Since late 2017, we have observed the critical role played by expectations for US interest rates in shaping correlation patterns. Rates of interest in the world’s largest economy are an all-important benchmark for investors to value other assets.
After all, if you expect to receive 3% a year in so-called ‘risk-free’ returns in the US, let’s say, why would you accept the same prospective returns from higher risk assets like company shares? We would instead expect the latter’s price to fall to a level where the extra returns on offer tally with the additional investment risk involved.
There has been an important reversal in US interest rate forecasts over the past few months. Rather than being expected to continue slowly rising, to 2.5% over the next year, the prevailing view among investors at the start of April 2019 was that they would fall back to around 2%.
With lower rates of interest anticipated from US risk-free assets, it has lifted the lid for asset prices across the board to rise – from government bonds to company shares. This being the case, it is hard to argue that changing US interest rate expectations haven’t contributed to recent correlations in market movements.
How long can this carry on?
Making predictions is always dangerous, but there are a number of reasons why we might expect recent correlations in asset prices to come to an end.
Recent guidance from the Federal Reserve, the US central bank, indicates that both short and long-run expectations for US interest rates have declined. If rates are structurally anchored at current levels, there will be fewer movements to drive global asset prices one way or the other.
Assuming US interest rates remain relatively static, we could well see a re-emergence of government bonds playing the role of perceived safety that they did for much of the last decade.

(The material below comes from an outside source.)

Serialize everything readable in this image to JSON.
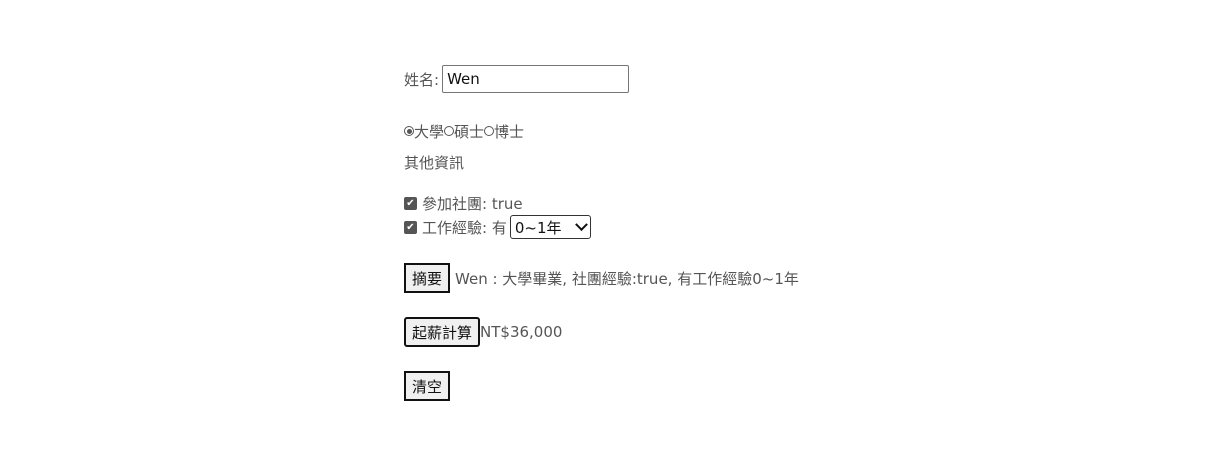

Indeed, German and UK government bonds performed well in December 2018 while global stockmarkets fell sharply. There is, however, a high price to pay for that diversification, at least outside of the US, as government bond yields in Europe and Japan remain close to historic lows.
While we should be wary of dismissing the correlating force of interest rates, it’s worth remembering that they are not the only factor that matters. It is not obvious, for example, that the performance of commodities, like gold and oil, over the last year has been related to rates.
Instead, the correlation in asset prices over the past year or so may be largely the result of coincidence. Stockmarket performance, especially in Asia, has arguably been more directly related to progress in the US-China trade dispute than to US interest rates.
It remains to be seen whether more normal levels of diversification will reassert themselves in the near future. However, the last year has shown the dangers of putting too much faith in diversification persisting, and in trying to control short-term volatility at the expense of returns.
Shorter-term correlation patterns may be unpredictable, but we can be more confident of diversification over the longer term when the fundamental drivers of asset returns differ. For instance, we would expect UK property prices to be driven by different forces than the prices of South Korean small companies’ shares.
Investors who seek to manage portfolio volatility on the basis that certain assets will always offer safety, and who hold those assets even if they do not think they are attractive in their own right, will always be vulnerable to the types of shift in the environment we have recently seen.
More effective diversification can be achieved by identifying idiosyncratic episodes, where asset prices are moved away from their fundamental value by irrational investor behaviour, that relate to specific regions or asset classes. Such episodes are typically unrelated to the broader market.
Opportunities like this have been few and far between so far in 2019. However, one rarely has to wait long for them to emerge.
The views expressed by the author should not be taken as a recommendation, advice or forecast.
Neither past performance nor the current situation are guides to future performance.The value and income from the fund's assets will go down as well as up. This will cause the value of your investment to fall as well as rise and you may get back less than you originally invested.